Thursday, June 21, 2007
SINEAD O’CONNOR | Theology | Koch Records
Forget the televised papal provocations and getting booed from the stage at Madison Square Garden. Forget the press boycotts and wolf cries about retirement. For there is no stronger testament to the bewitching quality of Sinead O’Connor’s voice—an instrument of breath-taking force and tender fragility—than its power to transport listeners into emotional realms beyond the lingering baggage of her public persona.
After a rough, decade-long patch of controversy and mediocre records, the Irish lightning rod’s career is enjoying a rewarding second wind notable in part for its relative tranquility. Her latest, Theology, stands at the apex of that renaissance. The two-disc set—an acoustic, bare-bones disc and a set of full-band arrangements—are a revelation matching the spiritual nature of O’Connor’s nine originals and three covers.
The sparse settings of the Dublin Sessions feature O’Connor accompanied only by acoustic guitars, her whispers and cries heightening the songs’ intimacy. The London Sessions, expertly produced by Ron Tom, sound like an entirely different collection, the same songs (plus a cover of “I Don’t Know How to Love Him” from Jesus Christ Superstar) lusciously fleshed out with chamber strings, winds and rock accents. Like her earliest records, the songs build from whispered prayers into powerful crescendos, driven as much by O’Connor’s yearning vocals as the increased tempos. Standouts include the disc’s first single, “Something Beautiful (Jeremiah),” a transcendent gospel-tinged “If You Had a Vineyard (Isaiah),” and a soulful re-working of Curtis Mayfield’s “We People Who Are Darker Than Blue.”
Her spirited nature may be tempered by experience here, but O’Connor’s every bit as committed to creating “a place of peace in a time of war,” as she writes in the liner notes. Theology is a worthy mission beautifully accomplished. —John Schacht
THE BRAVERY | The Sun And The Moon | Island
After that whole dance-post-punk thing really got off the ground a few years back with bands like Franz Ferdinand and the Killers getting all crazy big, New York’s the Bravery kinda just missed the popularity boat and were often written off as trend-jumpers and Killers-wannabes. And while, yeah, they did actually sound like the aforementioned Mormon-fronted band, it seems like in hindsight they really got the short end of the stick since they’re not so bad after all. Perhaps all those knee jerk comparisons are responsible for The Sun And The Moon being so varied, featuring ska-tinged numbers, acoustic jams with violin swells and a bunch of other musical curveballs while still maintaining enough danceable rock to satisfy fans. By no means a terrifically unique or fantastic sophomore album, it still manages to avoid mediocrity, and not just because our expectations were so low to begin with. —Evan Davies

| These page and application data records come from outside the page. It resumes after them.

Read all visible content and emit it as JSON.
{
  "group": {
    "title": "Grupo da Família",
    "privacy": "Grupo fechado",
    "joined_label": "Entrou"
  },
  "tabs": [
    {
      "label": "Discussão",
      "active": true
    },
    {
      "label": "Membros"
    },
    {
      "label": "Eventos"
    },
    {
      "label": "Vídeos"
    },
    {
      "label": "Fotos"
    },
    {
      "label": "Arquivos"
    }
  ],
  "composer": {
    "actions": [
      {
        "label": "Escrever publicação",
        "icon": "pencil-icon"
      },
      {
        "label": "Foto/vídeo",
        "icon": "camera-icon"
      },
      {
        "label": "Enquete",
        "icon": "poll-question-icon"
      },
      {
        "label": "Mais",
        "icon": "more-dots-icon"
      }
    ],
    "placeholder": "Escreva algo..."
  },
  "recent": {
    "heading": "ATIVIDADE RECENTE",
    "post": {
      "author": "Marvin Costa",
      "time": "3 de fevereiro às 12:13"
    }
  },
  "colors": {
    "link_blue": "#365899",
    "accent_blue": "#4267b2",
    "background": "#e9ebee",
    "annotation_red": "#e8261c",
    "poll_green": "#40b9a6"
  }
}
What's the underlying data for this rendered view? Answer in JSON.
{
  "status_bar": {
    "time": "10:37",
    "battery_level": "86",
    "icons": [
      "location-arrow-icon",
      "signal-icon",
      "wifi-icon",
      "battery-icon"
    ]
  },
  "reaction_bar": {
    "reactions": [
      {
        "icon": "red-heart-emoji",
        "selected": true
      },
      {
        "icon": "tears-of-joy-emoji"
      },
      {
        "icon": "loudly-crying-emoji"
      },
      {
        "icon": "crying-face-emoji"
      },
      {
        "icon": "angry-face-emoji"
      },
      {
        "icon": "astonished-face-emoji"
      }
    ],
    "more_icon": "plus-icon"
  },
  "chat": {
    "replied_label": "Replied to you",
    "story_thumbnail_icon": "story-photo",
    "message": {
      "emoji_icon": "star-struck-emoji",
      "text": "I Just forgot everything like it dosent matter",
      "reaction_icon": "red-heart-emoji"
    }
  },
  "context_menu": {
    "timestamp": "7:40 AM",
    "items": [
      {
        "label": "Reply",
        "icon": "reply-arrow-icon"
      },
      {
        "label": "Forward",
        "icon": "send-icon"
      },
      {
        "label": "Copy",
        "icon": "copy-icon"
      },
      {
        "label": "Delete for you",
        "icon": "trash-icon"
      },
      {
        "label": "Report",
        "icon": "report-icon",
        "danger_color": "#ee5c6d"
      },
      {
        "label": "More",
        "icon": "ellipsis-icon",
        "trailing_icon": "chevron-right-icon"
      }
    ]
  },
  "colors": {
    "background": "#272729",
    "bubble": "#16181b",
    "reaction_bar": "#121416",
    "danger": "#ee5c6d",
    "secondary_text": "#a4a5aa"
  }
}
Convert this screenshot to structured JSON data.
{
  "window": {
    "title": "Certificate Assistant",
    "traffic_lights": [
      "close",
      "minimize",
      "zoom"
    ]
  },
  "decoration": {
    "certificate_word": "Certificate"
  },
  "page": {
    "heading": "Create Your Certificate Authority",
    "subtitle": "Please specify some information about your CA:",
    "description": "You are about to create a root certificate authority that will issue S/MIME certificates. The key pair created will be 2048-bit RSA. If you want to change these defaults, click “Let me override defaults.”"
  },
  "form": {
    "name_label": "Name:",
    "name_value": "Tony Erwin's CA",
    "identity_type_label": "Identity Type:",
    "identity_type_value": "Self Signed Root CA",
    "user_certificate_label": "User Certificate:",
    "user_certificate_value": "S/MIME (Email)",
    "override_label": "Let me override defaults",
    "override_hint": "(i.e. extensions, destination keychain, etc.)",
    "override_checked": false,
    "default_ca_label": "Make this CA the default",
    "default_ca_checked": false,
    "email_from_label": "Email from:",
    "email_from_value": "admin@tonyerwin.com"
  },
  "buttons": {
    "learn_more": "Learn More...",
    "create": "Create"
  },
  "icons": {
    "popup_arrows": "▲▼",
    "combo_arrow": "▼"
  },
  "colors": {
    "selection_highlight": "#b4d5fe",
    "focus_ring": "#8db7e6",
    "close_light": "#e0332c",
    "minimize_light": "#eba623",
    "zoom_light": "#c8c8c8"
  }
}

LIFESAVAS | Gutterfly | Quannum Projects
Great songwriting can transcend gimmickry. But for Portland, Ore., hip-hop trio Lifesavas, great songwriting fleshes out substantive musical qualities while exposing a few weaknesses.
The group’s second release, Gutterfly, is a concept album that resurrects the funk of ‘70s blaxploitation; but the narrative tale, chronicling characters with names like Bumpy Johnson and Sleepy Floyd, is weak at best. Songs like “No Surprise” and “A Serpent’s Love” are rife with intelligent lyrics, raw deliveries and beats that shine with a cool vibe in the tradition of Blackalicious. But the vague conceptual interludes draw attention away from the album’s brightest moments. The Fishbone cameo in “Dead Ones” pulls you right out of the moment, as do appearances from George Clinton, Vernon Reid and the likes. Each song stands on its own merits, but the distractions clip the wings off this otherwise excellent album. —Chad Radford